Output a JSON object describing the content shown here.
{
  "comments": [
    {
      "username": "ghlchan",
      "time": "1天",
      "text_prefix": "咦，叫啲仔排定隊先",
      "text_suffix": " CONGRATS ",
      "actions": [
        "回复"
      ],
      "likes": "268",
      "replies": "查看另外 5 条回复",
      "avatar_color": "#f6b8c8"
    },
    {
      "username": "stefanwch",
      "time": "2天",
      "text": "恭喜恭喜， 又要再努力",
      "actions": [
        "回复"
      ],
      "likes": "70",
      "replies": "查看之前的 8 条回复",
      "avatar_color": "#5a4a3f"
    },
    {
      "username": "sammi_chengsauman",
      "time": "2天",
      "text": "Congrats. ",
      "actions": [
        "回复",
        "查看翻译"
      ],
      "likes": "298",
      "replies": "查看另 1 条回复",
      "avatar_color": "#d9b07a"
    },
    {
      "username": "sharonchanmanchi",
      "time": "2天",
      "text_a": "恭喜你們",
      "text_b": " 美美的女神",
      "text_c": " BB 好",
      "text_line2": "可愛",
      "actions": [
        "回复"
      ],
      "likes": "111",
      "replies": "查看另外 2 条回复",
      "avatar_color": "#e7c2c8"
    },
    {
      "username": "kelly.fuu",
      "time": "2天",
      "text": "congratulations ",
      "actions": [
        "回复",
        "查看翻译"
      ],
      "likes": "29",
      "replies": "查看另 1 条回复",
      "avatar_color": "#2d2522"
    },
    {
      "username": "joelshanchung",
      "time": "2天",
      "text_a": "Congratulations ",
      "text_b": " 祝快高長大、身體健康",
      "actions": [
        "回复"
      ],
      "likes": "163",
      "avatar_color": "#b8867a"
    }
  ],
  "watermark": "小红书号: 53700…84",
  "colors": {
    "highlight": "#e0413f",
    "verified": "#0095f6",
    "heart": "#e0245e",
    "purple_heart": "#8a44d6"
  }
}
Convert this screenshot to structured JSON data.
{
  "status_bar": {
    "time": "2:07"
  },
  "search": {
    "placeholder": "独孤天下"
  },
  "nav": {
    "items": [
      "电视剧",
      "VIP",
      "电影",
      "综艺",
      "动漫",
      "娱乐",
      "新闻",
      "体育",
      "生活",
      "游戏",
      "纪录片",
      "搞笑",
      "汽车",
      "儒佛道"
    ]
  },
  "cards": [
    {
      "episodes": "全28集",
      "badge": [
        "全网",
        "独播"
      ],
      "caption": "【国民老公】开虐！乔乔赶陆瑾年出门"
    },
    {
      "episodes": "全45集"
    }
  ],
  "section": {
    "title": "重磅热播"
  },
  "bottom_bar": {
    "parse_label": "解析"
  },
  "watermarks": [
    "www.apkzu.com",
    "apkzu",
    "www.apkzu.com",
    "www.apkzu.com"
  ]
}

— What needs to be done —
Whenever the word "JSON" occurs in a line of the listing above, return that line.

— Problem solution —
Output a JSON object describing the content shown here.
Convert this screenshot to structured JSON data.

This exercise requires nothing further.